Top of Records to use

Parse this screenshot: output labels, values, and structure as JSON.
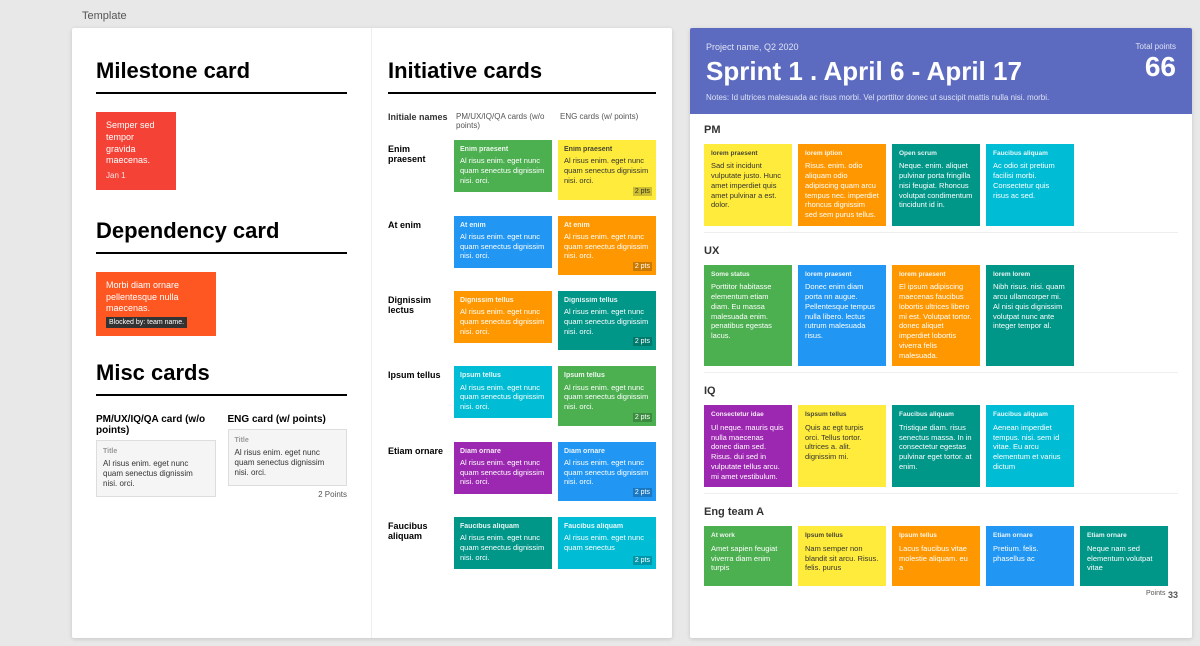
{
  "template_label": "Template",
  "left_panel": {
    "milestone": {
      "title": "Milestone card",
      "card_text": "Semper sed tempor gravida maecenas.",
      "card_label": "Jan 1"
    },
    "dependency": {
      "title": "Dependency card",
      "card_text": "Morbi diam ornare pellentesque nulla maecenas.",
      "blocked_label": "Blocked by: team name."
    },
    "misc": {
      "title": "Misc cards",
      "col1_header": "PM/UX/IQ/QA card (w/o points)",
      "col2_header": "ENG card (w/ points)",
      "card_title": "Title",
      "card_text": "Al risus enim. eget nunc quam senectus dignissim nisi. orci.",
      "points_label": "2 Points"
    }
  },
  "initiative_panel": {
    "title": "Initiative cards",
    "col1_header": "PM/UX/IQ/QA cards (w/o points)",
    "col2_header": "ENG cards (w/ points)",
    "col0_header": "Initiale names",
    "rows": [
      {
        "label": "Enim praesent",
        "card1_label": "Enim praesent",
        "card1_text": "Al risus enim. eget nunc quam senectus dignissim nisi. orci.",
        "card2_label": "Enim praesent",
        "card2_text": "Al risus enim. eget nunc quam senectus dignissim nisi. orci.",
        "card2_points": "2"
      },
      {
        "label": "At enim",
        "card1_label": "At enim",
        "card1_text": "Al risus enim. eget nunc quam senectus dignissim nisi. orci.",
        "card2_label": "At enim",
        "card2_text": "Al risus enim. eget nunc quam senectus dignissim nisi. orci.",
        "card2_points": "2"
      },
      {
        "label": "Dignissim lectus",
        "card1_label": "Dignissim tellus",
        "card1_text": "Al risus enim. eget nunc quam senectus dignissim nisi. orci.",
        "card2_label": "Dignissim tellus",
        "card2_text": "Al risus enim. eget nunc quam senectus dignissim nisi. orci.",
        "card2_points": "2"
      },
      {
        "label": "Ipsum tellus",
        "card1_label": "Ipsum tellus",
        "card1_text": "Al risus enim. eget nunc quam senectus dignissim nisi. orci.",
        "card2_label": "Ipsum tellus",
        "card2_text": "Al risus enim. eget nunc quam senectus dignissim nisi. orci.",
        "card2_points": "2"
      },
      {
        "label": "Etiam ornare",
        "card1_label": "Diam ornare",
        "card1_text": "Al risus enim. eget nunc quam senectus dignissim nisi. orci.",
        "card2_label": "Diam ornare",
        "card2_text": "Al risus enim. eget nunc quam senectus dignissim nisi. orci.",
        "card2_points": "2"
      },
      {
        "label": "Faucibus aliquam",
        "card1_label": "Faucibus aliquam",
        "card1_text": "Al risus enim. eget nunc quam senectus dignissim nisi. orci.",
        "card2_label": "Faucibus aliquam",
        "card2_text": "Al risus enim. eget nunc quam senectus",
        "card2_points": "2"
      }
    ]
  },
  "sprint": {
    "project_name": "Project name, Q2 2020",
    "title": "Sprint 1 . April 6 - April 17",
    "notes": "Notes: Id ultrices malesuada ac risus morbi. Vel porttitor donec ut suscipit mattis nulla nisi. morbi.",
    "total_points_label": "Total points",
    "total_points": "66",
    "teams": [
      {
        "name": "PM",
        "points": null,
        "cards": [
          {
            "status": "lorem praesent",
            "text": "Sad sit incidunt vulputate justo. Hunc amet imperdiet quis amet pulvinar a est. dolor.",
            "color": "c-yellow"
          },
          {
            "status": "lorem iption",
            "text": "Risus. enim. odio aliquam odio adipiscing quam arcu tempus nec. imperdiet rhoncus dignissim sed sem purus tellus.",
            "color": "c-orange"
          },
          {
            "status": "Open scrum",
            "text": "Neque. enim. aliquet pulvinar porta fringilla nisi feugiat. Rhoncus volutpat condimentum tincidunt id in.",
            "color": "c-teal"
          },
          {
            "status": "Faucibus aliquam",
            "text": "Ac odio sit pretium facilisi morbi. Consectetur quis risus ac sed.",
            "color": "c-cyan"
          }
        ]
      },
      {
        "name": "UX",
        "points": null,
        "cards": [
          {
            "status": "Some status",
            "text": "Porttitor habitasse elementum etiam diam. Eu massa malesuada enim. penatibus egestas lacus.",
            "color": "c-green"
          },
          {
            "status": "lorem praesent",
            "text": "Donec enim diam porta nn augue. Pellentesque tempus nulla libero. lectus rutrum malesuada risus.",
            "color": "c-blue"
          },
          {
            "status": "lorem praesent",
            "text": "El ipsum adipiscing maecenas faucibus lobortis ultrices libero mi est. Volutpat tortor. donec aliquet imperdiet lobortis viverra felis malesuada.",
            "color": "c-orange"
          },
          {
            "status": "lorem lorem",
            "text": "Nibh risus. nisi. quam arcu ullamcorper mi. Al nisi quis dignissim volutpat nunc ante integer tempor al.",
            "color": "c-teal"
          }
        ]
      },
      {
        "name": "IQ",
        "points": null,
        "cards": [
          {
            "status": "Consectetur idae",
            "text": "Ul neque. mauris quis nulla maecenas donec diam sed. Risus. dui sed in vulputate tellus arcu. mi amet vestibulum.",
            "color": "c-purple"
          },
          {
            "status": "Ispsum tellus",
            "text": "Quis ac egt turpis orci. Tellus tortor. ultrices a. alit. dignissim mi.",
            "color": "c-yellow"
          },
          {
            "status": "Faucibus aliquam",
            "text": "Tristique diam. risus senectus massa. In in consectetur egestas pulvinar eget tortor. at enim.",
            "color": "c-teal"
          },
          {
            "status": "Faucibus aliquam",
            "text": "Aenean imperdiet tempus. nisi. sem id vitae. Eu arcu elementum et varius dictum",
            "color": "c-cyan"
          }
        ]
      },
      {
        "name": "Eng team A",
        "points": "33",
        "cards": [
          {
            "status": "At work",
            "text": "Amet sapien feugiat viverra diam enim turpis",
            "color": "c-green"
          },
          {
            "status": "Ipsum tellus",
            "text": "Nam semper non blandit sit arcu. Risus. felis. purus",
            "color": "c-yellow"
          },
          {
            "status": "Ipsum tellus",
            "text": "Lacus faucibus vitae molestie aliquam. eu a",
            "color": "c-orange"
          },
          {
            "status": "Etiam ornare",
            "text": "Pretium. felis. phasellus ac",
            "color": "c-blue"
          },
          {
            "status": "Etiam ornare",
            "text": "Neque nam sed elementum volutpat vitae",
            "color": "c-teal"
          }
        ]
      }
    ]
  }
}
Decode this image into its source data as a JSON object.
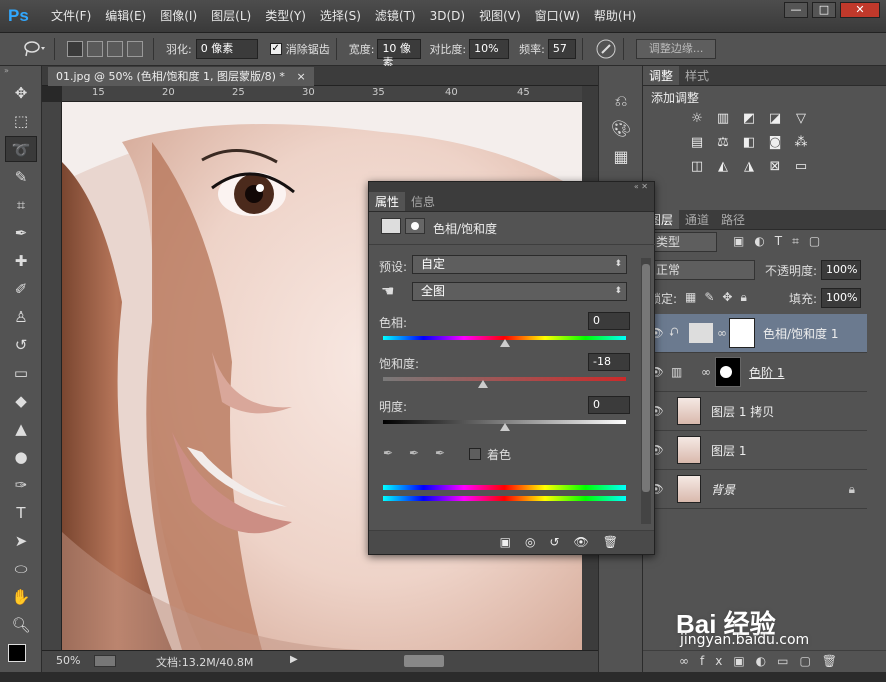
{
  "app": {
    "logo": "Ps"
  },
  "menu": [
    "文件(F)",
    "编辑(E)",
    "图像(I)",
    "图层(L)",
    "类型(Y)",
    "选择(S)",
    "滤镜(T)",
    "3D(D)",
    "视图(V)",
    "窗口(W)",
    "帮助(H)"
  ],
  "window_controls": {
    "minimize": "—",
    "restore": "□",
    "close": "✕"
  },
  "options_bar": {
    "feather_label": "羽化:",
    "feather_value": "0 像素",
    "antialias_label": "消除锯齿",
    "width_label": "宽度:",
    "width_value": "10 像素",
    "contrast_label": "对比度:",
    "contrast_value": "10%",
    "frequency_label": "频率:",
    "frequency_value": "57",
    "refine_edge_label": "调整边缘..."
  },
  "document": {
    "tab_title": "01.jpg @ 50% (色相/饱和度 1, 图层蒙版/8) *",
    "tab_close": "×",
    "ruler_ticks": [
      "15",
      "20",
      "25",
      "30",
      "35",
      "40",
      "45"
    ],
    "zoom": "50%",
    "doc_size": "文档:13.2M/40.8M"
  },
  "adjustments_panel": {
    "tabs": [
      "调整",
      "样式"
    ],
    "title": "添加调整"
  },
  "properties_panel": {
    "tabs": [
      "属性",
      "信息"
    ],
    "title": "色相/饱和度",
    "preset_label": "预设:",
    "preset_value": "自定",
    "channel_value": "全图",
    "hue_label": "色相:",
    "hue_value": "0",
    "saturation_label": "饱和度:",
    "saturation_value": "-18",
    "lightness_label": "明度:",
    "lightness_value": "0",
    "colorize_label": "着色",
    "saturation_fraction": 0.41,
    "hue_fraction": 0.5,
    "lightness_fraction": 0.5
  },
  "layers_panel": {
    "tabs": [
      "图层",
      "通道",
      "路径"
    ],
    "filter_label": "类型",
    "blend_mode": "正常",
    "opacity_label": "不透明度:",
    "opacity_value": "100%",
    "lock_label": "锁定:",
    "fill_label": "填充:",
    "fill_value": "100%",
    "layers": [
      {
        "name": "色相/饱和度 1",
        "selected": true
      },
      {
        "name": "色阶 1",
        "selected": false
      },
      {
        "name": "图层 1 拷贝",
        "selected": false
      },
      {
        "name": "图层 1",
        "selected": false
      },
      {
        "name": "背景",
        "selected": false
      }
    ]
  },
  "watermark": {
    "text": "Bai 经验",
    "sub": "jingyan.baidu.com"
  }
}
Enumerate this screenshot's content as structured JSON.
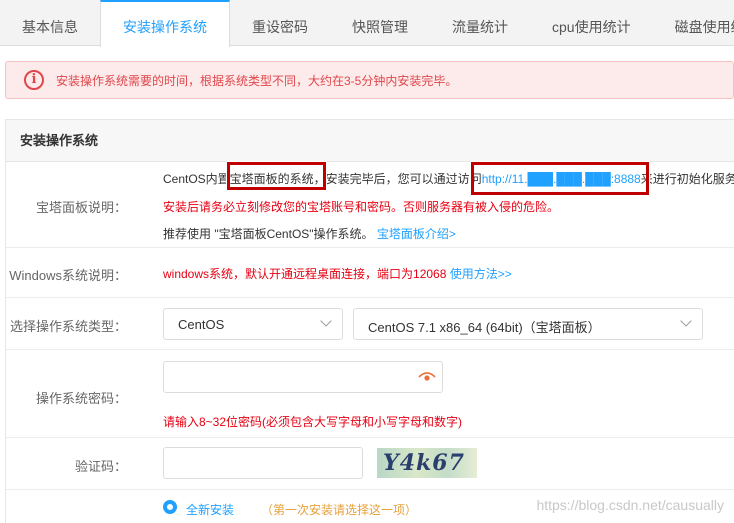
{
  "tabs": [
    {
      "label": "基本信息",
      "active": false
    },
    {
      "label": "安装操作系统",
      "active": true
    },
    {
      "label": "重设密码",
      "active": false
    },
    {
      "label": "快照管理",
      "active": false
    },
    {
      "label": "流量统计",
      "active": false
    },
    {
      "label": "cpu使用统计",
      "active": false
    },
    {
      "label": "磁盘使用统计",
      "active": false
    }
  ],
  "alert": {
    "icon": "info-icon",
    "icon_glyph": "i",
    "message": "安装操作系统需要的时间，根据系统类型不同，大约在3-5分钟内安装完毕。"
  },
  "section": {
    "title": "安装操作系统",
    "panel": {
      "label": "宝塔面板说明：",
      "line1_a": "CentOS内置宝塔面板的系统，安装完毕后，您可以通过访问",
      "line1_url": "http://11.███.███.███:8888",
      "line1_b": "来进行初始化服务器",
      "line2": "安装后请务必立刻修改您的宝塔账号和密码。否则服务器有被入侵的危险。",
      "line3": "推荐使用 \"宝塔面板CentOS\"操作系统。",
      "line3_link": "宝塔面板介绍>"
    },
    "windows": {
      "label": "Windows系统说明：",
      "text": "windows系统，默认开通远程桌面连接，端口为12068",
      "link": "使用方法>>"
    },
    "os_type": {
      "label": "选择操作系统类型：",
      "family": "CentOS",
      "version": "CentOS 7.1 x86_64 (64bit)（宝塔面板）"
    },
    "password": {
      "label": "操作系统密码：",
      "value": "",
      "hint": "请输入8~32位密码(必须包含大写字母和小写字母和数字)"
    },
    "captcha": {
      "label": "验证码：",
      "value": "",
      "image_text": "Y4k67"
    },
    "install": {
      "option": "全新安装",
      "note": "（第一次安装请选择这一项）"
    }
  },
  "watermark": "https://blog.csdn.net/causually",
  "colors": {
    "accent": "#20a0ff",
    "error": "#e60012",
    "alert_bg": "#fdeaea",
    "highlight": "#c00000"
  }
}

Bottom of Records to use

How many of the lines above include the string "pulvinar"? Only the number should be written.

▸ Response
3